DAVID KOPPERS

With the announcement of freedom for hundreds of opposition activists in Burma/Myanmar and the normalisation of United States/Myanmar relations, we have may have now seen significant progress toward openness in Myanmar. During the recent visit by US Secretary of State Hillary Clinton, she observed “flickers out of progress”. We can now say that those flickers have manifested into real progress. The question now becomes, can Myanmar continue on the path toward democratisation, or will it quickly close the door to freedom as it has in the past?

On November 13, 2010, Nobel Peace laureate and opposition leader Aung Sang Suu Kyi was freed from house arrest. This can be seen as the end of a chapter in her life in which she was under house arrest in for almost 15 of the past 21 years. She continues to be the most prominent and vocal supporter of democracy in her country. Her release from house arrest and the recent reforms made by former generals and current president Thein Sein have heralded the unraveling of Myanmar’s military dictatorship.

In the 1990 general election, Aung San Suu Kyi’s National League for Democracy won 59% of the national vote. By the time of the election however, she had already been placed under house arrest. Time and again, Myanmar’s military rulers would not cede power, regardless of election or popular protest. The student protests of August 8, 1998, known as the 8888 Uprising, ushered in the era of Aung San Suu Kyi as a national icon of her country. It also brought about the worst in the military government. Soldiers opened fire on demonstrators, killing hundreds, if not thousands. Starting in August 2007, hundreds of Buddhist monks assembled to protest against the government. The “Saffron” revolution, as it has been called, saw a similarly violent crackdown against the opposition. This time the authorities had to contend with the information age as Internet and cell phone usage was blocked.

Throughout Myanmar’s military dictatorship, internal conflict has persisted. A low-intensity war has pitted the majority Bamar against various minority groups such as the Shan, Karen, Kachin and Mon. The Burmese army has been fighting guerilla armies of these different ethnic groups.

Inevitably, the minorities, particularly women and children, become displaced. They flee into refugee camps in Thailand.
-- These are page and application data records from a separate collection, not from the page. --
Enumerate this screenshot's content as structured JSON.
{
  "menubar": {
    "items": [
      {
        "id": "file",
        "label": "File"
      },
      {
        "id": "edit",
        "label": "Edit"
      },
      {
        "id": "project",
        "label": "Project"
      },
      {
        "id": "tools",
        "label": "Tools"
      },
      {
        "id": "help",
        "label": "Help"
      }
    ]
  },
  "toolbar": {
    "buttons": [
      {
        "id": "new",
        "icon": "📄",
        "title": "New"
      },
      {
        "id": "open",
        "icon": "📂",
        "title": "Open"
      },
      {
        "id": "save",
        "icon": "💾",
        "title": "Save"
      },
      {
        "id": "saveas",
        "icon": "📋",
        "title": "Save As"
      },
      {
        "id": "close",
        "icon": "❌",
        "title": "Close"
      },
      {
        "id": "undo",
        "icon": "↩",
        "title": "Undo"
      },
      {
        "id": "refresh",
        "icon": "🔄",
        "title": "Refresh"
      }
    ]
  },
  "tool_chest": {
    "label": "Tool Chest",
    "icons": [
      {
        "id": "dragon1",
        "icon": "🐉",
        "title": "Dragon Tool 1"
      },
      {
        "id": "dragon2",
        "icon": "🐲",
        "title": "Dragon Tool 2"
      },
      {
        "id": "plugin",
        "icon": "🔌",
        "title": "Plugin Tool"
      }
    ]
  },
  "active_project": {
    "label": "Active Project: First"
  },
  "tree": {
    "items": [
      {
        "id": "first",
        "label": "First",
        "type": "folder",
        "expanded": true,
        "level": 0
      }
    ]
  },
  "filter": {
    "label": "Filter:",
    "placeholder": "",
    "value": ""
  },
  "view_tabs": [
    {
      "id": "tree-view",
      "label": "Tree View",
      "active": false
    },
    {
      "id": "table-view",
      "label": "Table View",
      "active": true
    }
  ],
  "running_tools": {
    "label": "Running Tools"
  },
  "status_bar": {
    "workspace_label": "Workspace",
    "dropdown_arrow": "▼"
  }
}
Now, Myanmar’s minorities have communities in the US, Canada, Australia and Europe. From their new homes they have spread the word of the troubles in their native land.

One of the worst atrocities to befall Myanmar was not man-made; it was caused by nature. On May 2, 2008, Cyclone Nargis struck, killing at least 138,000. The natural destruction was the worst Myanmar had ever faced. Compounding this disaster was the military government’s refusal to allow in foreign aid. Ships carrying assistance were unable to dock. Thousands needlessly suffered and died while relief was stranded at sea. One might say that things could not get any worse. Surely, the dictatorial rule of General Than Shwe will go down in history as one of Asia’s, if not one of the world’s, worst. Only since he handed down control to his successors have we seen any kind of improvement.

What large-scale protests as seen in the Arab Spring could not achieve in Myanmar, now may take place sheerly through the weight of history. Perhaps not wanting to be a surrogate of China or another North Korea, Myanmar sees reforms as a chance for new economic opportunities with the West. Interestingly, both Aung San Suu Kyi and President Thein Sein are the same age. Perhaps their shared generational perspectives can help bring about the freedom many have dreamed of for so long.

David Koppers teaches refugees from Myanmar in Aurora, Colorado.

– Asia Times Online